Late 70s and early 80s were the times when commercial medium was just trying to make up some serious ground, which was already staked by family-oriented strong thematic movies. To break this strangle hold that story-based movies had on the medium whether for good or bad is a different argument for another day and to steer them way towards flimsy grounds, which did not have strong foundations to start with, and to be successful at that, needs not only a thorough understanding of the commercial format, the pitfalls and all, but also the ability to make sense of the medium.
The situations in the commercial format exist for the sole purpose of elevating the hero status. The dialogues in the commercial format exist for the sole purpose of deifying him. The songs, to extract his dancing talents and the fights, to embellish his track record.
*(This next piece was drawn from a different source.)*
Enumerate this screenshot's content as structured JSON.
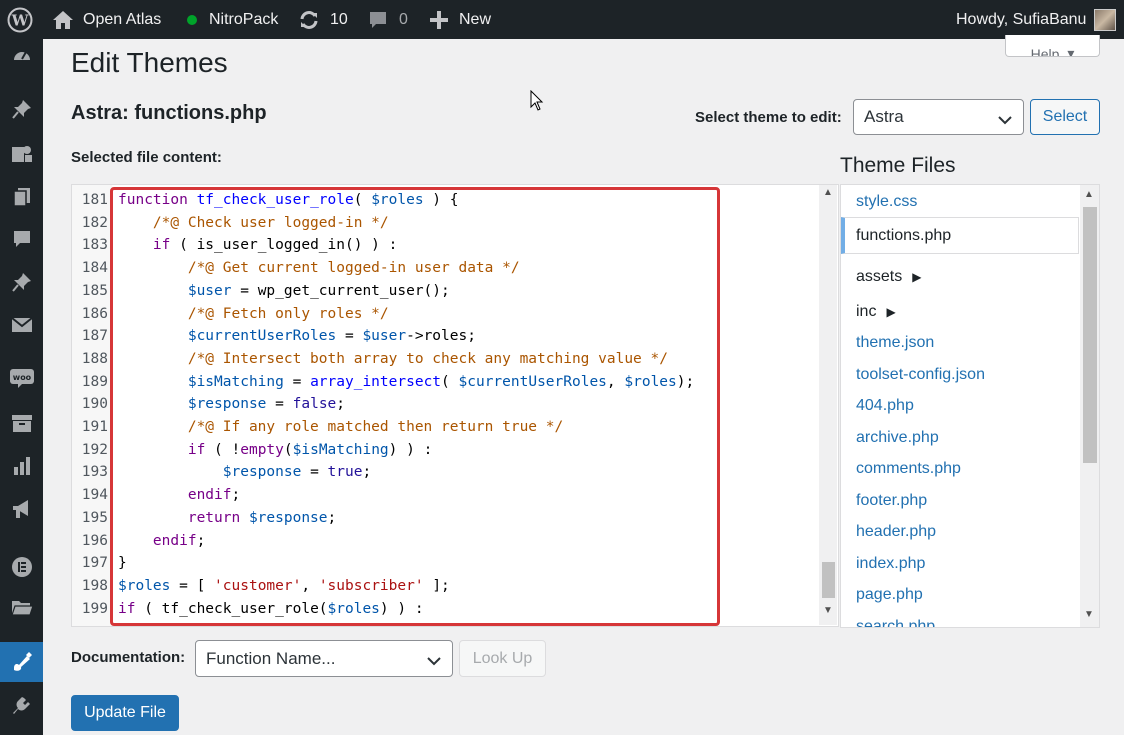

Hero is the be-all and end-all of these movies and all others characters, though spinning their own way, have to necessarily rotate around the hero. This adulation, if not backed up by the right words and the right situations, could result in the entire movie falling flat, turning the whole fare farcical than fantastic. In "Adavi Ramudu", which stands as a textbook example for commercial movie making, the hero himself maintains a low-key all throughout, while fanning and fawning too to his fares are taken up by the characters surrounding him.
This choice glorifies his character in a better way, than taking on the responsibility of tooting his own horn, and banging his own drums. Comedy is such a vital component of commercial cinema standing along-side songs and dances, that it sometimes makes or breaks the movie.
Dialogues singled out, they are not rib-ticklers in their own right, but put them together in a funny situation, the words more than make up for themselves.
Another situation - "mee paeru", "su su sunaadamaala", "adaemiTi, mooDu "su" lu unnaayaa", "laedu, oka su nae", "naae paeru V. Nothing too pompous or wordy, just the right words to get out a chuckle. The audience was all ears!
Allu Rama Lingaiah Comedy Scenes || Back To Back Best Comedy Scenes
Velugu Needalu Jandhyala Here is the the series that focuses on the many greats who lurk in the shadows behind the silver screen bringing out the best in them, to radiate and redirect their brilliance onto the silver medium. We hope that these articles would focus our attention and applause to these true "stars" to whom limelight and spot lights do not usually beckon upon. Part 2 Continued from Part 1 Commercial movies are such an easy target. The improbability of the plot is the first casualty. How could the hero? Why does the story?
Doctors take stage to give laughter shots